Your assignment. What is needed here is a verbatim copy of the records that follow.

**** Records for the exercise

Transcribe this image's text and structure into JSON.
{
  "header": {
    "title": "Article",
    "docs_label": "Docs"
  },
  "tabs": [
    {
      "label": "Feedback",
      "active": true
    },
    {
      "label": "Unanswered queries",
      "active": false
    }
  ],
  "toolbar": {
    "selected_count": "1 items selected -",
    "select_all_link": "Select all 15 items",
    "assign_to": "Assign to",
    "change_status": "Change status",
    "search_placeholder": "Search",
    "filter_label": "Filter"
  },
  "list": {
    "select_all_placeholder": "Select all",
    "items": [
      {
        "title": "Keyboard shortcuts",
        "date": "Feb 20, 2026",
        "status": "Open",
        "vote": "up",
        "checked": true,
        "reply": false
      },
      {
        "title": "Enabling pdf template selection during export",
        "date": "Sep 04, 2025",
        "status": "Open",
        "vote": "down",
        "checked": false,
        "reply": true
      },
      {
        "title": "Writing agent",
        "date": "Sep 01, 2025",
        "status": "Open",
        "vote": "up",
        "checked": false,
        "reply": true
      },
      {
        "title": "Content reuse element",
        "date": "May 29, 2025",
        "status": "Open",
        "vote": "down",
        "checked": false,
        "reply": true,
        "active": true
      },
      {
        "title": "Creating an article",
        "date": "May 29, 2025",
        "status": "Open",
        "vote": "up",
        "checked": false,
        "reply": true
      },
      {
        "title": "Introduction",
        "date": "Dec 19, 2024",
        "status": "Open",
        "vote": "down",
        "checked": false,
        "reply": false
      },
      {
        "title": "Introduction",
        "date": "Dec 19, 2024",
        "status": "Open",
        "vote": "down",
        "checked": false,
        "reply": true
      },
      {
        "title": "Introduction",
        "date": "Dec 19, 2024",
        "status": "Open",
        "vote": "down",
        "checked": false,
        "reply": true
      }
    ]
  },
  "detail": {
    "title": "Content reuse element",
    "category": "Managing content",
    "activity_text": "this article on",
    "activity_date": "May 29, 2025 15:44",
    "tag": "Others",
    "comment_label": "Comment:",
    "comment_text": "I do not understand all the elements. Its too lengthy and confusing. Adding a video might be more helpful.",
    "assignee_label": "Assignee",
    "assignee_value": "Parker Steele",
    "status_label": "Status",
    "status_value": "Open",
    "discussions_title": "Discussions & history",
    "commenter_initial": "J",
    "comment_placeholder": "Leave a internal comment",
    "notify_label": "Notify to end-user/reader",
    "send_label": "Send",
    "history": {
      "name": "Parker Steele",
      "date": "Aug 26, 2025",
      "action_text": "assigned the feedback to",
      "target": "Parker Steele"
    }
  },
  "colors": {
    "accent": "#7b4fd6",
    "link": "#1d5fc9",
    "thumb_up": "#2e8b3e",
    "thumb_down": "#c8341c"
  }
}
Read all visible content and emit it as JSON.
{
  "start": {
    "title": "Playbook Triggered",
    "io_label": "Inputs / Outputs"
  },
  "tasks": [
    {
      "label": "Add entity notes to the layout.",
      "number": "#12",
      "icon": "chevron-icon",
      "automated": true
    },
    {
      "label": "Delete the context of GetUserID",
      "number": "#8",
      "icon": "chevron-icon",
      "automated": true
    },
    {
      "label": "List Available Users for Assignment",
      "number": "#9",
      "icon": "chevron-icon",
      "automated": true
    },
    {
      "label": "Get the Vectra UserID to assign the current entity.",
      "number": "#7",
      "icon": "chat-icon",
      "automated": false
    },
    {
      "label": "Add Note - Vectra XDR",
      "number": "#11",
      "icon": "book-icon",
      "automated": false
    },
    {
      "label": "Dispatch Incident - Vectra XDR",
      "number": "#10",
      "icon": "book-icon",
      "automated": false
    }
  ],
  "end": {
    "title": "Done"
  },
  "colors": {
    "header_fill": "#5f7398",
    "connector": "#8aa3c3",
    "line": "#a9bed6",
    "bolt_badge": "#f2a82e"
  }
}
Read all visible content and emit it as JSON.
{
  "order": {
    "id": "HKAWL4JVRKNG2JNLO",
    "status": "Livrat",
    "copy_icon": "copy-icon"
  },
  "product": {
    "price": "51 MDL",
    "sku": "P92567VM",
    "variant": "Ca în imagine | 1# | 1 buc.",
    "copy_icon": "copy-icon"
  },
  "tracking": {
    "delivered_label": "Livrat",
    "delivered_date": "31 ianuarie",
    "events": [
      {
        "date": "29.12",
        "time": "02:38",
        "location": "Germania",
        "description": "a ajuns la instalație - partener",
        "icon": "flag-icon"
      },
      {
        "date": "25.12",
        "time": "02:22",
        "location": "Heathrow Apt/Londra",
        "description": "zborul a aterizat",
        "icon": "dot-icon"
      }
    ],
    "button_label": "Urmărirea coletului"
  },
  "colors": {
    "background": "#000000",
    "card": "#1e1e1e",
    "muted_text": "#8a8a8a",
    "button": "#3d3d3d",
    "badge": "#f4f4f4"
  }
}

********

Response to the task.
Transcribe this image's text and structure into JSON.
{
  "header": {
    "title": "Article",
    "docs_label": "Docs"
  },
  "tabs": [
    {
      "label": "Feedback",
      "active": true
    },
    {
      "label": "Unanswered queries",
      "active": false
    }
  ],
  "toolbar": {
    "selected_count": "1 items selected -",
    "select_all_link": "Select all 15 items",
    "assign_to": "Assign to",
    "change_status": "Change status",
    "search_placeholder": "Search",
    "filter_label": "Filter"
  },
  "list": {
    "select_all_placeholder": "Select all",
    "items": [
      {
        "title": "Keyboard shortcuts",
        "date": "Feb 20, 2026",
        "status": "Open",
        "vote": "up",
        "checked": true,
        "reply": false
      },
      {
        "title": "Enabling pdf template selection during export",
        "date": "Sep 04, 2025",
        "status": "Open",
        "vote": "down",
        "checked": false,
        "reply": true
      },
      {
        "title": "Writing agent",
        "date": "Sep 01, 2025",
        "status": "Open",
        "vote": "up",
        "checked": false,
        "reply": true
      },
      {
        "title": "Content reuse element",
        "date": "May 29, 2025",
        "status": "Open",
        "vote": "down",
        "checked": false,
        "reply": true,
        "active": true
      },
      {
        "title": "Creating an article",
        "date": "May 29, 2025",
        "status": "Open",
        "vote": "up",
        "checked": false,
        "reply": true
      },
      {
        "title": "Introduction",
        "date": "Dec 19, 2024",
        "status": "Open",
        "vote": "down",
        "checked": false,
        "reply": false
      },
      {
        "title": "Introduction",
        "date": "Dec 19, 2024",
        "status": "Open",
        "vote": "down",
        "checked": false,
        "reply": true
      },
      {
        "title": "Introduction",
        "date": "Dec 19, 2024",
        "status": "Open",
        "vote": "down",
        "checked": false,
        "reply": true
      }
    ]
  },
  "detail": {
    "title": "Content reuse element",
    "category": "Managing content",
    "activity_text": "this article on",
    "activity_date": "May 29, 2025 15:44",
    "tag": "Others",
    "comment_label": "Comment:",
    "comment_text": "I do not understand all the elements. Its too lengthy and confusing. Adding a video might be more helpful.",
    "assignee_label": "Assignee",
    "assignee_value": "Parker Steele",
    "status_label": "Status",
    "status_value": "Open",
    "discussions_title": "Discussions & history",
    "commenter_initial": "J",
    "comment_placeholder": "Leave a internal comment",
    "notify_label": "Notify to end-user/reader",
    "send_label": "Send",
    "history": {
      "name": "Parker Steele",
      "date": "Aug 26, 2025",
      "action_text": "assigned the feedback to",
      "target": "Parker Steele"
    }
  },
  "colors": {
    "accent": "#7b4fd6",
    "link": "#1d5fc9",
    "thumb_up": "#2e8b3e",
    "thumb_down": "#c8341c"
  }
}
Read all visible content and emit it as JSON.
{
  "start": {
    "title": "Playbook Triggered",
    "io_label": "Inputs / Outputs"
  },
  "tasks": [
    {
      "label": "Add entity notes to the layout.",
      "number": "#12",
      "icon": "chevron-icon",
      "automated": true
    },
    {
      "label": "Delete the context of GetUserID",
      "number": "#8",
      "icon": "chevron-icon",
      "automated": true
    },
    {
      "label": "List Available Users for Assignment",
      "number": "#9",
      "icon": "chevron-icon",
      "automated": true
    },
    {
      "label": "Get the Vectra UserID to assign the current entity.",
      "number": "#7",
      "icon": "chat-icon",
      "automated": false
    },
    {
      "label": "Add Note - Vectra XDR",
      "number": "#11",
      "icon": "book-icon",
      "automated": false
    },
    {
      "label": "Dispatch Incident - Vectra XDR",
      "number": "#10",
      "icon": "book-icon",
      "automated": false
    }
  ],
  "end": {
    "title": "Done"
  },
  "colors": {
    "header_fill": "#5f7398",
    "connector": "#8aa3c3",
    "line": "#a9bed6",
    "bolt_badge": "#f2a82e"
  }
}
Read all visible content and emit it as JSON.
{
  "order": {
    "id": "HKAWL4JVRKNG2JNLO",
    "status": "Livrat",
    "copy_icon": "copy-icon"
  },
  "product": {
    "price": "51 MDL",
    "sku": "P92567VM",
    "variant": "Ca în imagine | 1# | 1 buc.",
    "copy_icon": "copy-icon"
  },
  "tracking": {
    "delivered_label": "Livrat",
    "delivered_date": "31 ianuarie",
    "events": [
      {
        "date": "29.12",
        "time": "02:38",
        "location": "Germania",
        "description": "a ajuns la instalație - partener",
        "icon": "flag-icon"
      },
      {
        "date": "25.12",
        "time": "02:22",
        "location": "Heathrow Apt/Londra",
        "description": "zborul a aterizat",
        "icon": "dot-icon"
      }
    ],
    "button_label": "Urmărirea coletului"
  },
  "colors": {
    "background": "#000000",
    "card": "#1e1e1e",
    "muted_text": "#8a8a8a",
    "button": "#3d3d3d",
    "badge": "#f4f4f4"
  }
}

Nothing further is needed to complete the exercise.